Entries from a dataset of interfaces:
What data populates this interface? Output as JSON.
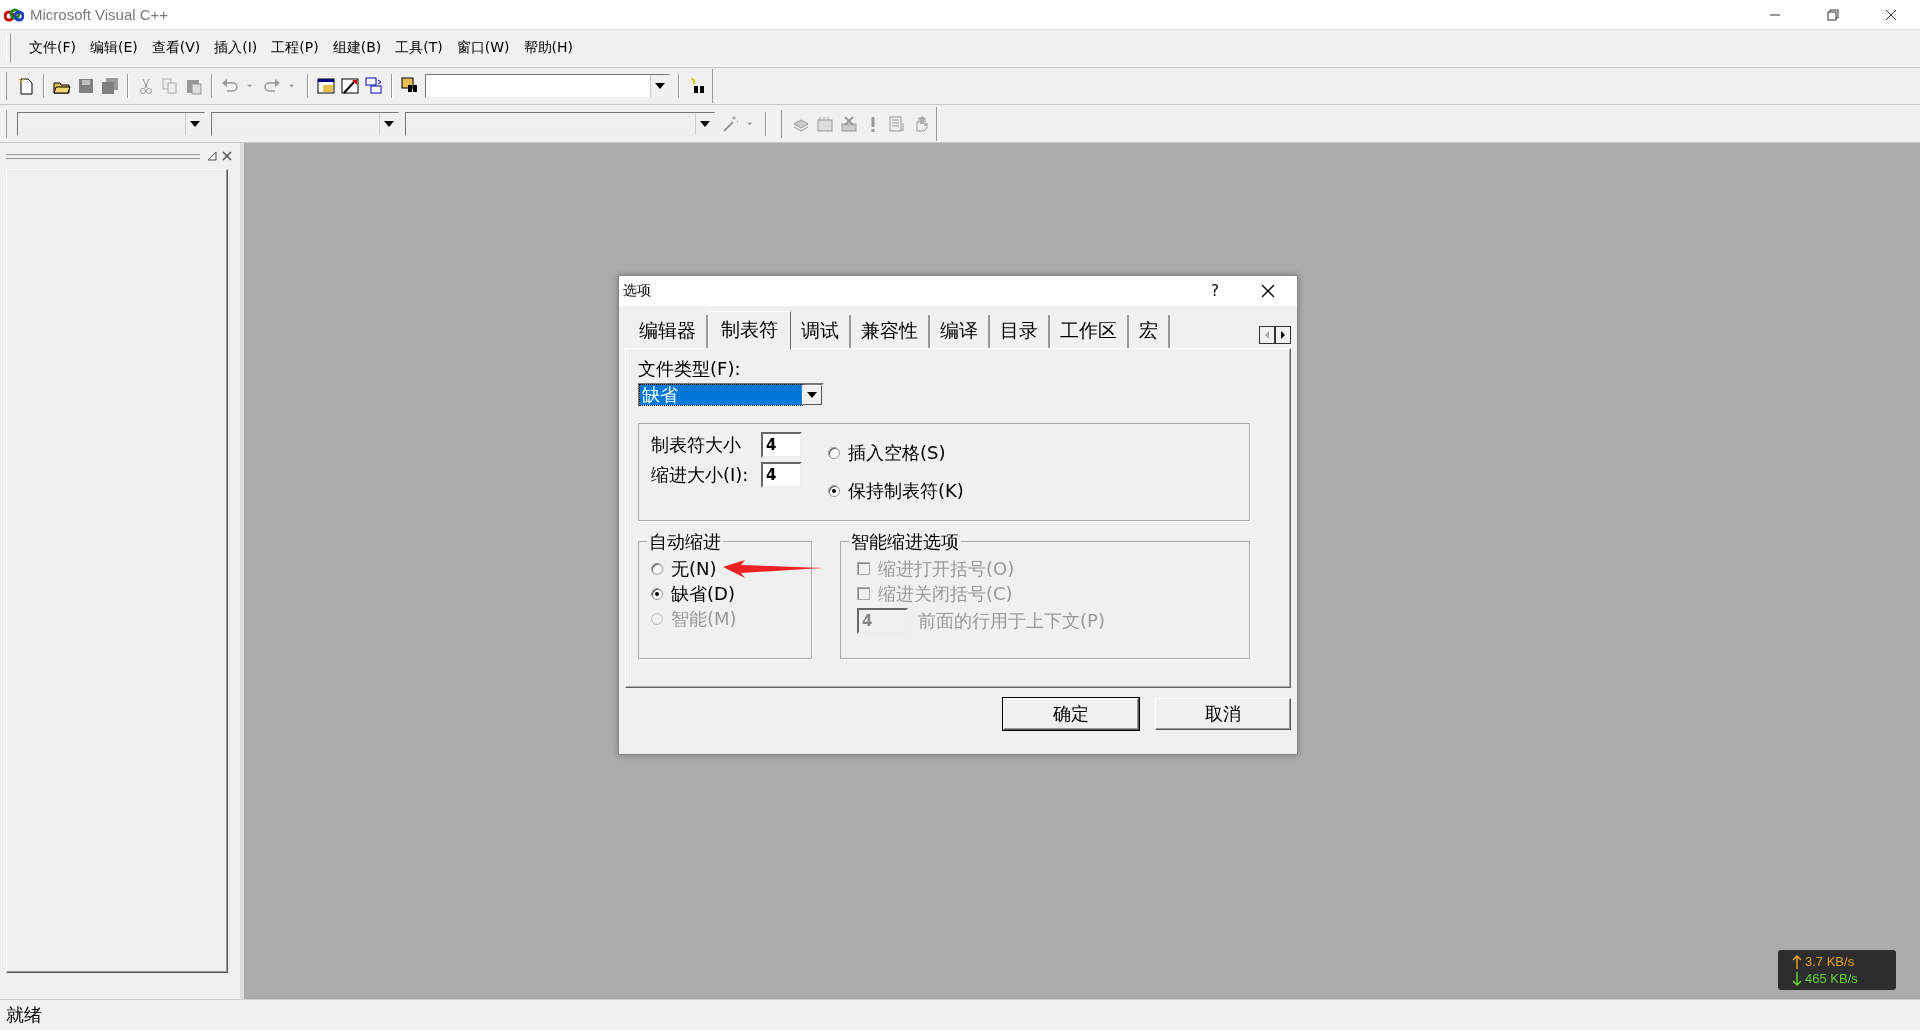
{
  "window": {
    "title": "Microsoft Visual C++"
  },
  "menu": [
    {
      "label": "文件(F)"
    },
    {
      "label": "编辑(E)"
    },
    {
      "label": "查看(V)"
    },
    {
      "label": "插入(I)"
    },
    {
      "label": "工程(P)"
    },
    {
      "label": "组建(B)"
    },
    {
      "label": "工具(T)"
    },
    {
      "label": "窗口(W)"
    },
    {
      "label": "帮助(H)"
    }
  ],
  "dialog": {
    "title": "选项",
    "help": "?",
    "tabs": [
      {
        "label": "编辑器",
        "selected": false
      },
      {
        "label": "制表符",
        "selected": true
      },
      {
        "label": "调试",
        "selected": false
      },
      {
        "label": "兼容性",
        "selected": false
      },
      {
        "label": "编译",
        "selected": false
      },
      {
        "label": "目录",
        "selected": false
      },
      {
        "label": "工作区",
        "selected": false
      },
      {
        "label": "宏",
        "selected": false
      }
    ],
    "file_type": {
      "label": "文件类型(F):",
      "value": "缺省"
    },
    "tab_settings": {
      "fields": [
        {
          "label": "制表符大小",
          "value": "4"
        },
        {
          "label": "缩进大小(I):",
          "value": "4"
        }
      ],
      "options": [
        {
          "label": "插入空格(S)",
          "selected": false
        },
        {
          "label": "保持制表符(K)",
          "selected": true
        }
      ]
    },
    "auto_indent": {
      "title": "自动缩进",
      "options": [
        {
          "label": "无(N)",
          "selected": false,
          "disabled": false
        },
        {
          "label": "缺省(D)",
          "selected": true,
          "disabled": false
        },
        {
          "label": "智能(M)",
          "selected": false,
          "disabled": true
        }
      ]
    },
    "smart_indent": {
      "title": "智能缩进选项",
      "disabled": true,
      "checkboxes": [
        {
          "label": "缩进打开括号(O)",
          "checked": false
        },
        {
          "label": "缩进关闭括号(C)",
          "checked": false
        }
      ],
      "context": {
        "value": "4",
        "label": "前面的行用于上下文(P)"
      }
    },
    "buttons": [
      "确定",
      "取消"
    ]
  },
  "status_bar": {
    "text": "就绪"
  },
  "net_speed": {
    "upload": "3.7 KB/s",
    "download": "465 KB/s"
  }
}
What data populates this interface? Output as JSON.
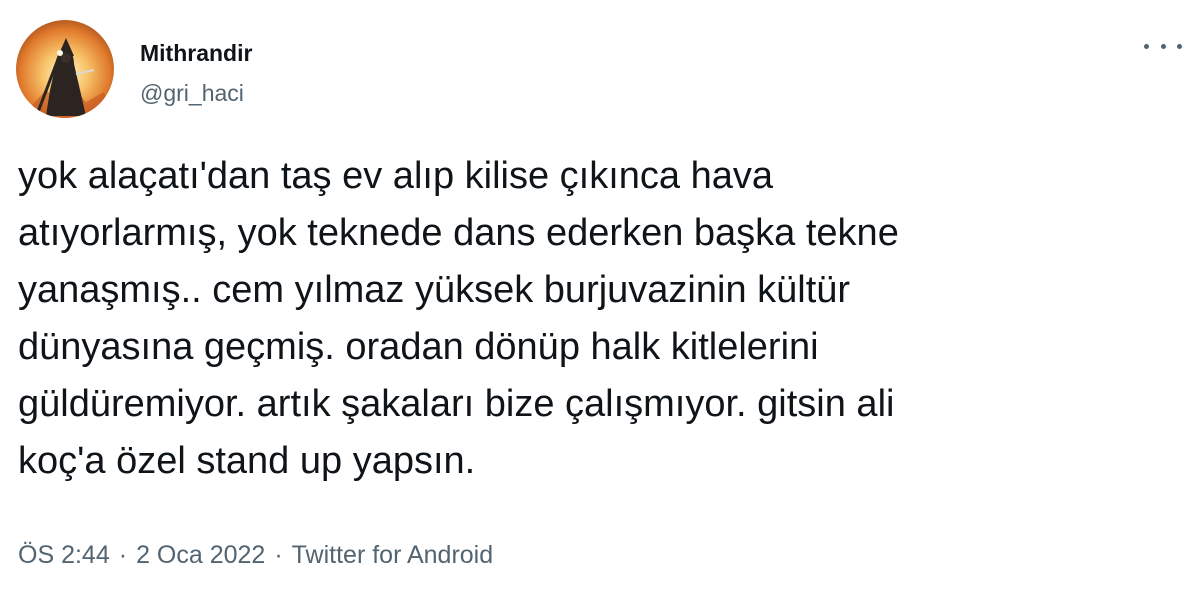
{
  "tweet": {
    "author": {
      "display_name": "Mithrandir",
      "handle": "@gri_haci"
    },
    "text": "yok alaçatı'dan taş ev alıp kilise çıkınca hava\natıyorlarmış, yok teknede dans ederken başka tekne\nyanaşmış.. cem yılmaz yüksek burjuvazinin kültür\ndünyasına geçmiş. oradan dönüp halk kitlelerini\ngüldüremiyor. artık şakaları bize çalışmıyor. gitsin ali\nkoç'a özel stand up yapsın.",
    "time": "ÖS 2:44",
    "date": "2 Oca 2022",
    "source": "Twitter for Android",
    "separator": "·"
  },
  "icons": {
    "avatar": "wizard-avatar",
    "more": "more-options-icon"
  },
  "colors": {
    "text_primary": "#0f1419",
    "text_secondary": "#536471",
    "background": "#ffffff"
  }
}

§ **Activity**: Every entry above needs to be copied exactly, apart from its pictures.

§ **Written response**:
What data populates this interface? Output as JSON.
{
  "window": {
    "title": "Microsoft Visual C++"
  },
  "menu": [
    {
      "label": "文件(F)"
    },
    {
      "label": "编辑(E)"
    },
    {
      "label": "查看(V)"
    },
    {
      "label": "插入(I)"
    },
    {
      "label": "工程(P)"
    },
    {
      "label": "组建(B)"
    },
    {
      "label": "工具(T)"
    },
    {
      "label": "窗口(W)"
    },
    {
      "label": "帮助(H)"
    }
  ],
  "dialog": {
    "title": "选项",
    "help": "?",
    "tabs": [
      {
        "label": "编辑器",
        "selected": false
      },
      {
        "label": "制表符",
        "selected": true
      },
      {
        "label": "调试",
        "selected": false
      },
      {
        "label": "兼容性",
        "selected": false
      },
      {
        "label": "编译",
        "selected": false
      },
      {
        "label": "目录",
        "selected": false
      },
      {
        "label": "工作区",
        "selected": false
      },
      {
        "label": "宏",
        "selected": false
      }
    ],
    "file_type": {
      "label": "文件类型(F):",
      "value": "缺省"
    },
    "tab_settings": {
      "fields": [
        {
          "label": "制表符大小",
          "value": "4"
        },
        {
          "label": "缩进大小(I):",
          "value": "4"
        }
      ],
      "options": [
        {
          "label": "插入空格(S)",
          "selected": false
        },
        {
          "label": "保持制表符(K)",
          "selected": true
        }
      ]
    },
    "auto_indent": {
      "title": "自动缩进",
      "options": [
        {
          "label": "无(N)",
          "selected": false,
          "disabled": false
        },
        {
          "label": "缺省(D)",
          "selected": true,
          "disabled": false
        },
        {
          "label": "智能(M)",
          "selected": false,
          "disabled": true
        }
      ]
    },
    "smart_indent": {
      "title": "智能缩进选项",
      "disabled": true,
      "checkboxes": [
        {
          "label": "缩进打开括号(O)",
          "checked": false
        },
        {
          "label": "缩进关闭括号(C)",
          "checked": false
        }
      ],
      "context": {
        "value": "4",
        "label": "前面的行用于上下文(P)"
      }
    },
    "buttons": [
      "确定",
      "取消"
    ]
  },
  "status_bar": {
    "text": "就绪"
  },
  "net_speed": {
    "upload": "3.7 KB/s",
    "download": "465 KB/s"
  }
}
What data populates this interface? Output as JSON.
{
  "tweet": {
    "author": {
      "display_name": "Mithrandir",
      "handle": "@gri_haci"
    },
    "text": "yok alaçatı'dan taş ev alıp kilise çıkınca hava\natıyorlarmış, yok teknede dans ederken başka tekne\nyanaşmış.. cem yılmaz yüksek burjuvazinin kültür\ndünyasına geçmiş. oradan dönüp halk kitlelerini\ngüldüremiyor. artık şakaları bize çalışmıyor. gitsin ali\nkoç'a özel stand up yapsın.",
    "time": "ÖS 2:44",
    "date": "2 Oca 2022",
    "source": "Twitter for Android",
    "separator": "·"
  },
  "icons": {
    "avatar": "wizard-avatar",
    "more": "more-options-icon"
  },
  "colors": {
    "text_primary": "#0f1419",
    "text_secondary": "#536471",
    "background": "#ffffff"
  }
}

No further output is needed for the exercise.